*** Data shown Section Begins ***
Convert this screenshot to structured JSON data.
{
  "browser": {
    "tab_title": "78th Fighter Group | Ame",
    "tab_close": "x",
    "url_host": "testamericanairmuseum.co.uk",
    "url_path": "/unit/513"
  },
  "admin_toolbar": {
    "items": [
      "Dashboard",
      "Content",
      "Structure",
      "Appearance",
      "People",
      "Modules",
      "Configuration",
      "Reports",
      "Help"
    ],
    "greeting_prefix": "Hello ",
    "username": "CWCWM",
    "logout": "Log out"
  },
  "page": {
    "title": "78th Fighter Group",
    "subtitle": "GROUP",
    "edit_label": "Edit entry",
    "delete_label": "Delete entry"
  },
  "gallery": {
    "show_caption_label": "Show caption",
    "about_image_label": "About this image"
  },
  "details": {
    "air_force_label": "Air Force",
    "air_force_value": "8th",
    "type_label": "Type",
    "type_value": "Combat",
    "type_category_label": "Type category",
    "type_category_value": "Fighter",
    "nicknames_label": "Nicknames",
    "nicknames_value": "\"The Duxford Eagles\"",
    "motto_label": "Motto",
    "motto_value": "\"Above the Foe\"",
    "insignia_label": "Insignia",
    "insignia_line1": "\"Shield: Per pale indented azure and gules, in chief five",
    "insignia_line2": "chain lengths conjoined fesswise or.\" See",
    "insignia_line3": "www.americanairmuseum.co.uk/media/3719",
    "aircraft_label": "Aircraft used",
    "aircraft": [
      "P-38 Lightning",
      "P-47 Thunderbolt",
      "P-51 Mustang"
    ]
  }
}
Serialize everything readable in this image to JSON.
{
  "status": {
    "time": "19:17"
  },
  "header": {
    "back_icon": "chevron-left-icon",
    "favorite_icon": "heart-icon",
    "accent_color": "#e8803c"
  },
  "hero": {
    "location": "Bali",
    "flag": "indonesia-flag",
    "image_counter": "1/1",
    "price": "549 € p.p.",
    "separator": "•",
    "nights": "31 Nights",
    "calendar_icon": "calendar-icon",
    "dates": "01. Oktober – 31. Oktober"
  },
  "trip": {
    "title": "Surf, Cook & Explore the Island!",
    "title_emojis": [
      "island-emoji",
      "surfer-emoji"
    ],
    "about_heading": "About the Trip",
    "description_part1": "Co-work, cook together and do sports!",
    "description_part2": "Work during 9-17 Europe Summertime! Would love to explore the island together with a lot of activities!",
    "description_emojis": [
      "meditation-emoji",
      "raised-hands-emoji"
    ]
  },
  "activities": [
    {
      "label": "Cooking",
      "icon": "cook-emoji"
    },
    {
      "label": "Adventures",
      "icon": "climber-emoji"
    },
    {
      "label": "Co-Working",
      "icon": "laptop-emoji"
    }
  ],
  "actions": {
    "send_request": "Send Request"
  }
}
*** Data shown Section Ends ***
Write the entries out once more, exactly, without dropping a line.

Convert this screenshot to structured JSON data.
{
  "browser": {
    "tab_title": "78th Fighter Group | Ame",
    "tab_close": "x",
    "url_host": "testamericanairmuseum.co.uk",
    "url_path": "/unit/513"
  },
  "admin_toolbar": {
    "items": [
      "Dashboard",
      "Content",
      "Structure",
      "Appearance",
      "People",
      "Modules",
      "Configuration",
      "Reports",
      "Help"
    ],
    "greeting_prefix": "Hello ",
    "username": "CWCWM",
    "logout": "Log out"
  },
  "page": {
    "title": "78th Fighter Group",
    "subtitle": "GROUP",
    "edit_label": "Edit entry",
    "delete_label": "Delete entry"
  },
  "gallery": {
    "show_caption_label": "Show caption",
    "about_image_label": "About this image"
  },
  "details": {
    "air_force_label": "Air Force",
    "air_force_value": "8th",
    "type_label": "Type",
    "type_value": "Combat",
    "type_category_label": "Type category",
    "type_category_value": "Fighter",
    "nicknames_label": "Nicknames",
    "nicknames_value": "\"The Duxford Eagles\"",
    "motto_label": "Motto",
    "motto_value": "\"Above the Foe\"",
    "insignia_label": "Insignia",
    "insignia_line1": "\"Shield: Per pale indented azure and gules, in chief five",
    "insignia_line2": "chain lengths conjoined fesswise or.\" See",
    "insignia_line3": "www.americanairmuseum.co.uk/media/3719",
    "aircraft_label": "Aircraft used",
    "aircraft": [
      "P-38 Lightning",
      "P-47 Thunderbolt",
      "P-51 Mustang"
    ]
  }
}
Serialize everything readable in this image to JSON.
{
  "status": {
    "time": "19:17"
  },
  "header": {
    "back_icon": "chevron-left-icon",
    "favorite_icon": "heart-icon",
    "accent_color": "#e8803c"
  },
  "hero": {
    "location": "Bali",
    "flag": "indonesia-flag",
    "image_counter": "1/1",
    "price": "549 € p.p.",
    "separator": "•",
    "nights": "31 Nights",
    "calendar_icon": "calendar-icon",
    "dates": "01. Oktober – 31. Oktober"
  },
  "trip": {
    "title": "Surf, Cook & Explore the Island!",
    "title_emojis": [
      "island-emoji",
      "surfer-emoji"
    ],
    "about_heading": "About the Trip",
    "description_part1": "Co-work, cook together and do sports!",
    "description_part2": "Work during 9-17 Europe Summertime! Would love to explore the island together with a lot of activities!",
    "description_emojis": [
      "meditation-emoji",
      "raised-hands-emoji"
    ]
  },
  "activities": [
    {
      "label": "Cooking",
      "icon": "cook-emoji"
    },
    {
      "label": "Adventures",
      "icon": "climber-emoji"
    },
    {
      "label": "Co-Working",
      "icon": "laptop-emoji"
    }
  ],
  "actions": {
    "send_request": "Send Request"
  }
}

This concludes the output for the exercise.